Probably the most compelling component of Meteora is the soundtrack and musical score. The minimal dialogue is compensated by the hypnotic pulsation of cicadas sawing in the grass, goats bleating in the ravines and pastures, monastery bells chiming in the offices of the day.
This is poignantly counterpointed by the Gregorian chants of Pérotin, namely Viderunt Omnes and Beata Viscera, both acoustically in harmony with the unfolding cinematographical elements and elevating the film into an ethereal gem.
The dénouement of Meteora is ambiguous as all great films should be. Will Theodoros and Urania return to their respective monasteries or embark on a new life together well beyond the confines of religious rite?

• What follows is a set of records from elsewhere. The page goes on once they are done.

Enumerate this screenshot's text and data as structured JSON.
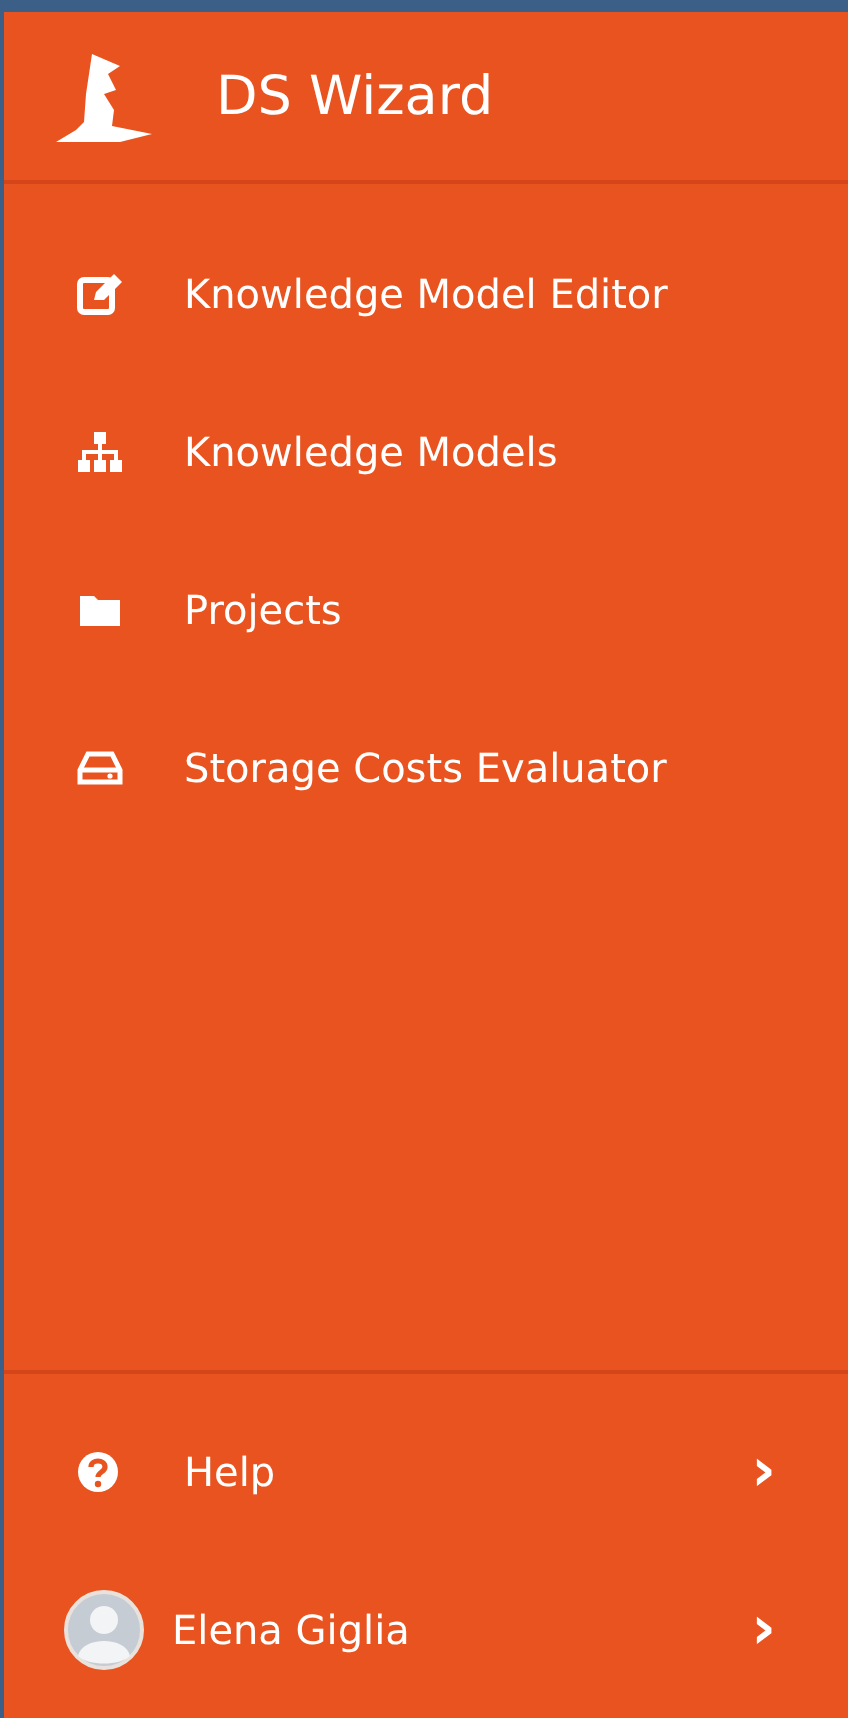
{
  "brand": {
    "title": "DS Wizard"
  },
  "menu": [
    {
      "kind": "edit",
      "label": "Knowledge Model Editor"
    },
    {
      "kind": "sitemap",
      "label": "Knowledge Models"
    },
    {
      "kind": "folder",
      "label": "Projects"
    },
    {
      "kind": "drive",
      "label": "Storage Costs Evaluator"
    }
  ],
  "footer": [
    {
      "kind": "help",
      "label": "Help",
      "chevron": "›"
    },
    {
      "kind": "user",
      "label": "Elena Giglia",
      "chevron": "›"
    }
  ]
}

Who knows and, in one sense, this is not, ultimately, the point.
The epilogue, mirroring the prologue, focuses on a Byzantine triptych detailing scenes from the lovers’ journey into “sin”. By encapsulating their erotic tryst within the confines of the frame of a painting, perhaps we are able to judge our protagonists a little less harshly, understanding that our lives are works of art in progress steeped in eternal love, not acts of heartless discipline set in stone.
“Even though I walk through the valley of the shadow of death,
I will fear no evil, for you are with me.”
- Philip Gröning: Into Great Silence
- Pavel Lungin: The Island
- Xavier Beauvois: Of Gods and Men
- Carl Gustav Jung: The Red Book, Liber Novus
- Michelangelo Frammartino: Le Quattro Volte
- Kon Markogiannis: Memento Immortality
- Sergei Parajanov: The Colour of Pomegranates
- Gospel of Mary Magdalene
- Paula Marvelly: The Monasteries of Meteora